======== DATA LISTING

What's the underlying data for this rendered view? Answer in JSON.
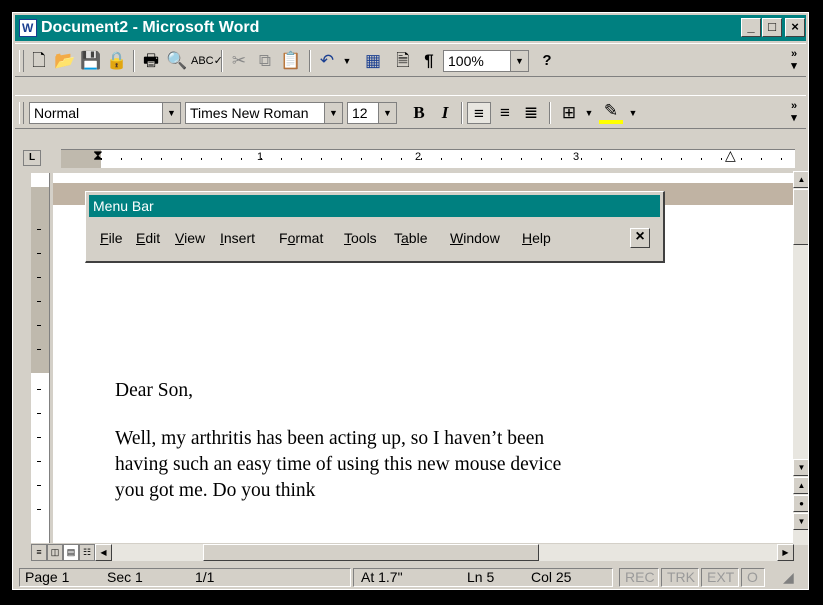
{
  "window": {
    "title": "Document2 - Microsoft Word"
  },
  "title_buttons": {
    "minimize": "_",
    "maximize": "□",
    "close": "×"
  },
  "toolbar_standard": {
    "zoom": "100%",
    "icons": [
      "new-icon",
      "open-icon",
      "save-icon",
      "permission-icon",
      "print-icon",
      "print-preview-icon",
      "spelling-icon",
      "cut-icon",
      "copy-icon",
      "paste-icon",
      "undo-icon",
      "table-icon",
      "document-map-icon",
      "show-formatting-icon",
      "help-icon"
    ]
  },
  "toolbar_formatting": {
    "style": "Normal",
    "font": "Times New Roman",
    "size": "12",
    "bold": "B",
    "italic": "I"
  },
  "ruler": {
    "numbers": [
      "1",
      "2",
      "3"
    ]
  },
  "menubar": {
    "title": "Menu Bar",
    "items": [
      {
        "pre": "",
        "key": "F",
        "post": "ile"
      },
      {
        "pre": "",
        "key": "E",
        "post": "dit"
      },
      {
        "pre": "",
        "key": "V",
        "post": "iew"
      },
      {
        "pre": "",
        "key": "I",
        "post": "nsert"
      },
      {
        "pre": "F",
        "key": "o",
        "post": "rmat"
      },
      {
        "pre": "",
        "key": "T",
        "post": "ools"
      },
      {
        "pre": "T",
        "key": "a",
        "post": "ble"
      },
      {
        "pre": "",
        "key": "W",
        "post": "indow"
      },
      {
        "pre": "",
        "key": "H",
        "post": "elp"
      }
    ]
  },
  "document": {
    "lines": [
      "Dear Son,",
      "Well, my arthritis has been acting up, so I haven’t been",
      "having such an easy time of using this new mouse device",
      "you got me. Do you think"
    ]
  },
  "status": {
    "page": "Page 1",
    "sec": "Sec 1",
    "pages": "1/1",
    "at": "At 1.7\"",
    "ln": "Ln 5",
    "col": "Col 25",
    "rec": "REC",
    "trk": "TRK",
    "ext": "EXT",
    "ovr": "O"
  }
}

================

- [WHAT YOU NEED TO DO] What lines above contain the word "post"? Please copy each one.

- [RESPONSE BOX]
        "post": "ile"
        "post": "dit"
        "post": "iew"
        "post": "nsert"
        "post": "rmat"
        "post": "ools"
        "post": "ble"
        "post": "indow"
        "post": "elp"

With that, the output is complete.